Steps in a criminal case in the District of Columbia

Mark Rollins Criminal Law

Steps in a criminal case in the District of Columbia

Steps in a Criminal Case in the District of Columbia

Criminal cases usually start by the police observing an individual doing some kind of wrong and then arresting that person or someone else observes it and informs the police. The police will then respond to the incident. For example, if the police directly observed alleged criminal activity, they will try to apprehend the suspect and conduct an arrest. If they are responding to a report of a crime, they might show up at the scene, ask witnesses questions about what happened and who was involved, among other things. If the police officer identifies the suspect, apprehends him, and believes there is sufficient evidence, the officer will likely arrest the suspect and “book” him at the jail. Booking is where a formal report of the arrest is taken down, and where the suspect’s picture and fingerprints are taken. For misdemeanor cases, the officer may choose to issue a citation rather than booking the person into jail. In other cases, the police will conduct a longer investigation, where they will perhaps observe a person’s activities, and present the findings of their investigation to the prosecutor for a determination on whether an arrest should be made.  This is the typical process a traffic, misdemeanor, or Felony case takes in the District of Columbia.

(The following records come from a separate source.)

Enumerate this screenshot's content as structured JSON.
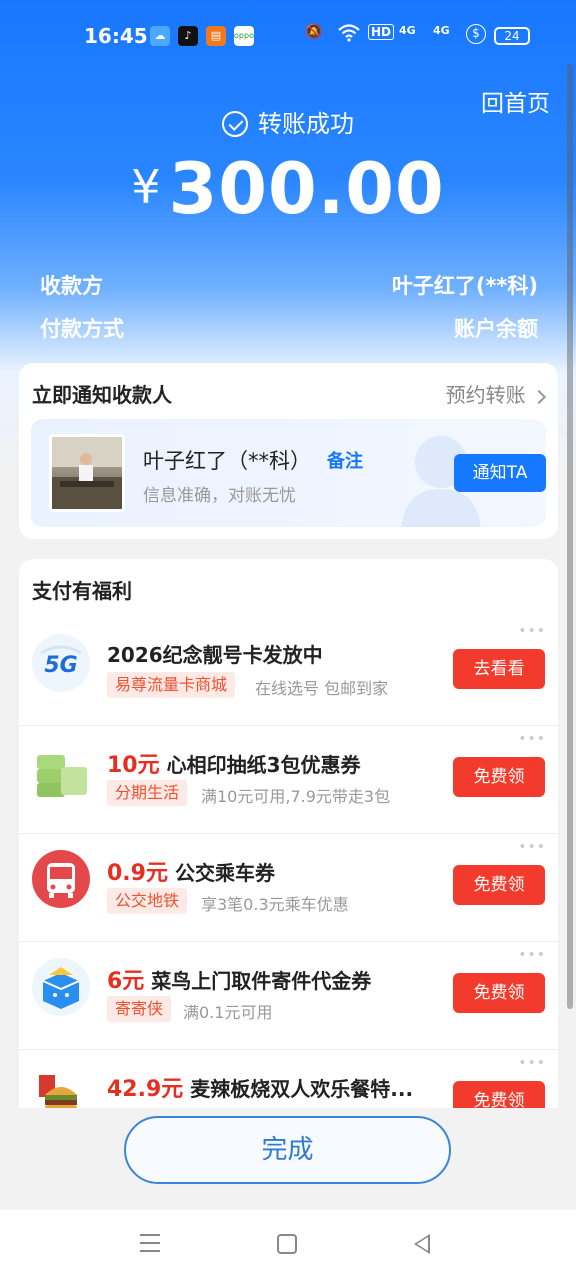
{
  "status_bar": {
    "time": "16:45",
    "hd": "HD",
    "signal1": "4G",
    "signal2": "4G",
    "battery": "24"
  },
  "header": {
    "home_link": "回首页",
    "status_text": "转账成功",
    "currency": "¥",
    "amount": "300.00"
  },
  "info": {
    "payee_label": "收款方",
    "payee_value": "叶子红了(**科)",
    "payment_label": "付款方式",
    "payment_value": "账户余额"
  },
  "notify_card": {
    "title": "立即通知收款人",
    "schedule_link": "预约转账",
    "payee_name": "叶子红了（**科）",
    "note_label": "备注",
    "subtitle": "信息准确，对账无忧",
    "notify_button": "通知TA"
  },
  "benefits": {
    "title": "支付有福利",
    "items": [
      {
        "icon": "5g-icon",
        "price": "",
        "title": "2026纪念靓号卡发放中",
        "tag": "易尊流量卡商城",
        "desc": "在线选号  包邮到家",
        "button": "去看看"
      },
      {
        "icon": "tissue-icon",
        "price": "10元",
        "title": "心相印抽纸3包优惠券",
        "tag": "分期生活",
        "desc": "满10元可用,7.9元带走3包",
        "button": "免费领"
      },
      {
        "icon": "bus-icon",
        "price": "0.9元",
        "title": "公交乘车券",
        "tag": "公交地铁",
        "desc": "享3笔0.3元乘车优惠",
        "button": "免费领"
      },
      {
        "icon": "parcel-icon",
        "price": "6元",
        "title": "菜鸟上门取件寄件代金券",
        "tag": "寄寄侠",
        "desc": "满0.1元可用",
        "button": "免费领"
      },
      {
        "icon": "burger-icon",
        "price": "42.9元",
        "title": "麦辣板烧双人欢乐餐特...",
        "tag": "",
        "desc": "",
        "button": "免费领"
      }
    ]
  },
  "footer": {
    "done_button": "完成"
  },
  "colors": {
    "brand_blue": "#1677ff",
    "red": "#f23b2d"
  }
}
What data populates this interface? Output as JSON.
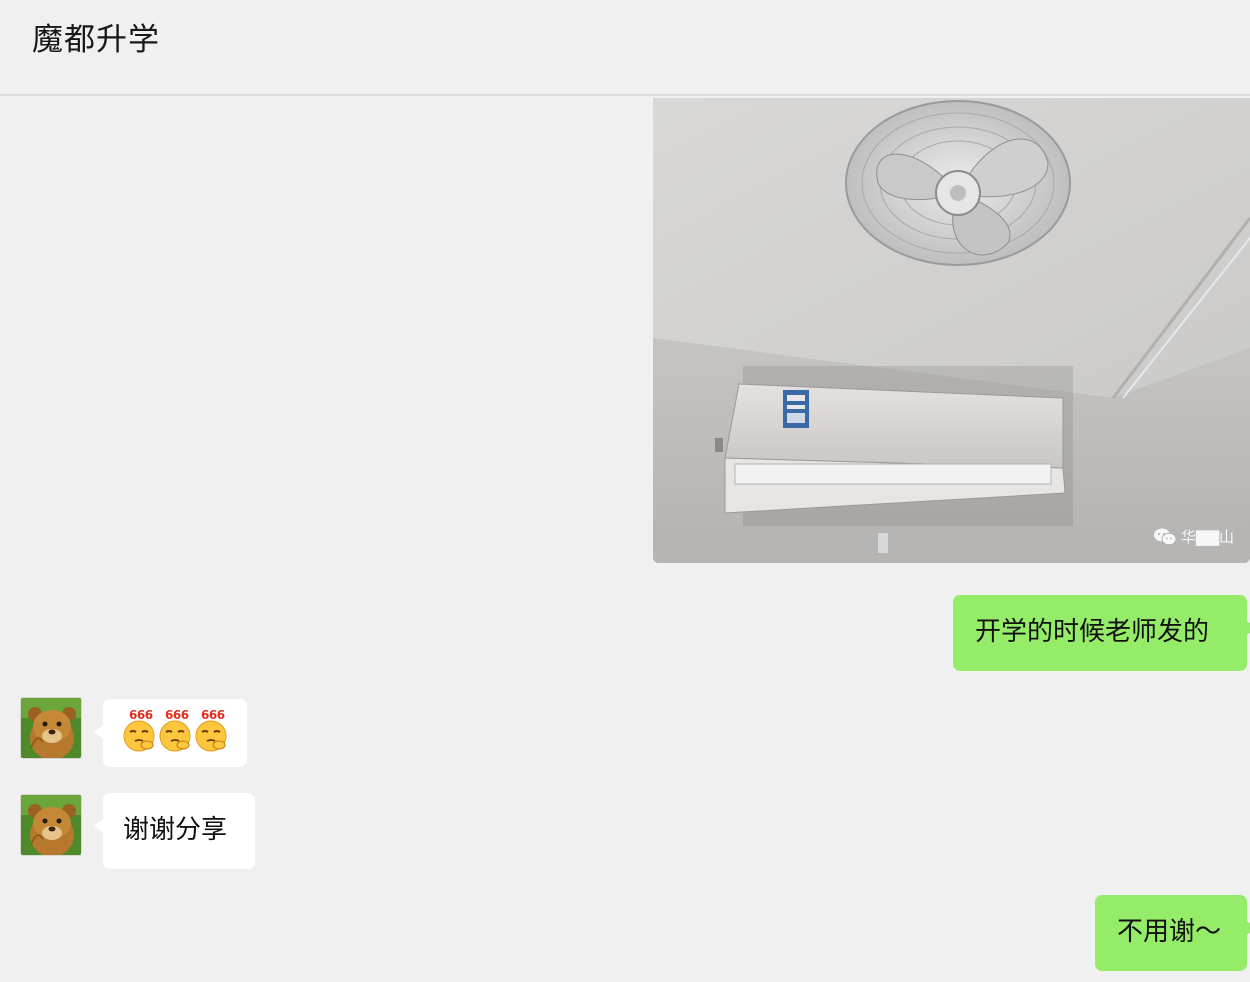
{
  "header": {
    "title": "魔都升学"
  },
  "messages": {
    "image": {
      "watermark": "华▇▇山",
      "wechat_icon": "wechat-logo-icon"
    },
    "out1": {
      "text": "开学的时候老师发的"
    },
    "in1": {
      "emoji_label": "666",
      "emoji_icon": "thinking-666-emoji",
      "count": 3
    },
    "in2": {
      "text": "谢谢分享"
    },
    "out2": {
      "text": "不用谢～"
    }
  },
  "colors": {
    "background": "#f0f0f0",
    "outgoing_bubble": "#95ec69",
    "incoming_bubble": "#ffffff",
    "title_text": "#181818"
  }
}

 Citation Issued or Arrest & Booking

Initial Appearance in Court/Arraignment

  • Usually hearing within 24 hours (no court on Sunday) if defendant is held in jail.
  • Magistrate and/or Associate Judge read charges to defendant; determines if there are grounds for charge(s).
  • Constitutional rights asserted; sets conditions of release; or held
  • Counsel appointed for indigent defendants.
  • This usually occurs in courtroom C10; unless Domestic Violence (courtroom 119) or Traffic (Courtrooms 115, 116,120)

Traffic Cases

  • Charged by information
  • Case set for status (2 to 3 weeks after arraignment)
  • Diversion, plea or set for trial (if trial is set usually within 45 days)
  • Trial/Sentencing (sentencing typical done same day)

Misdemeanor Cases

  • Charged by information
  • Case set for status (2 to 3 weeks after arraignment)
  • Diversion,plea or set for trial (if trial is set usually within 45 days)
  • Trial/Sentencing (sentencing typical done same day)

Felony Cases

  •  Initial Charged by Complaint
  • Case Set for Preliminary hearing
  • Required to be held within 3 to 5 days (depends) after initial appearance if defendant is in custody/jail; within 20 days of initial appearance if not in custody, unless waived (given up) by defendant.
  • On almost all felony cases, the U.S. Attorney will seek an indictment(charged) by grand jury
  • The grand jury may consist of sixteen to twenty-three members. Twelve or more jurors must concur in order to return an indictment
  • Arraignment
  • Status (usually 3 to 4 weeks after arraignment)
  • Trial ( 4 to 5 months after status hearing unless defendant held)
  • Sentencing (2 months after trial)

 Detention Prior to Status or Preliminary hearing

  • Pending case, on parole or probation
  • The person is charged with a crime of violence or dangerous crime, obstruction of justice
  • Serious risk of flight

  Pretrial Matters

  •  Defense and prosecution continue to investigate, consult and prepare for trial even if not set for trial
  • Pretrial Services Agency usually supervise individuals on release in misdemeanor and felony cases.
  • Attorneys file motions (e.g., to exclude some or all evidence because it was obtained illegally by police; to dismiss the charges because the arrest was illegal). A judge or magistrate enters decisions on these motions (motions heard on trial day).
  • Prosecutor and defense attorney usually engage in “plea negotiations” between arraignment and status in misdemeanors.  In felony cases plea negotiations may take place at any stage.

 Trial

  •  Must take place within 100 days if you are being held (this can be waived)
  • Indictable cases go to a jury trial, unless defendant requests a trial before a judge.
  • Jury trials: 12 jurors; a verdict of guilty “beyond a reasonable doubt” or not guilty must be unanimous, or the judge will declare a mistrial. A prosecutor may bring the case to a jury trial again after a mistrial.

Sentencing

Defendants who are convicted can be sentenced to jail, prison, probation, treatment (for drugs or alcohol addiction), pay a fine and/or restitution to the victim.

 Not Every case the Same

Not every case will follow the same path, and at a lot of junctures, there will be strategic decisions that will need to be made.   At Rollins and Chan we have a wealth of experience to advise you on your choices and best options for each particular kind of criminal case.

Rollins and Chan Law Firm

419 7th Street, NW Suite 405
Washington DC 20004
United States (US)
Phone: 202-455-5610
Secondary phone: 855-816-0953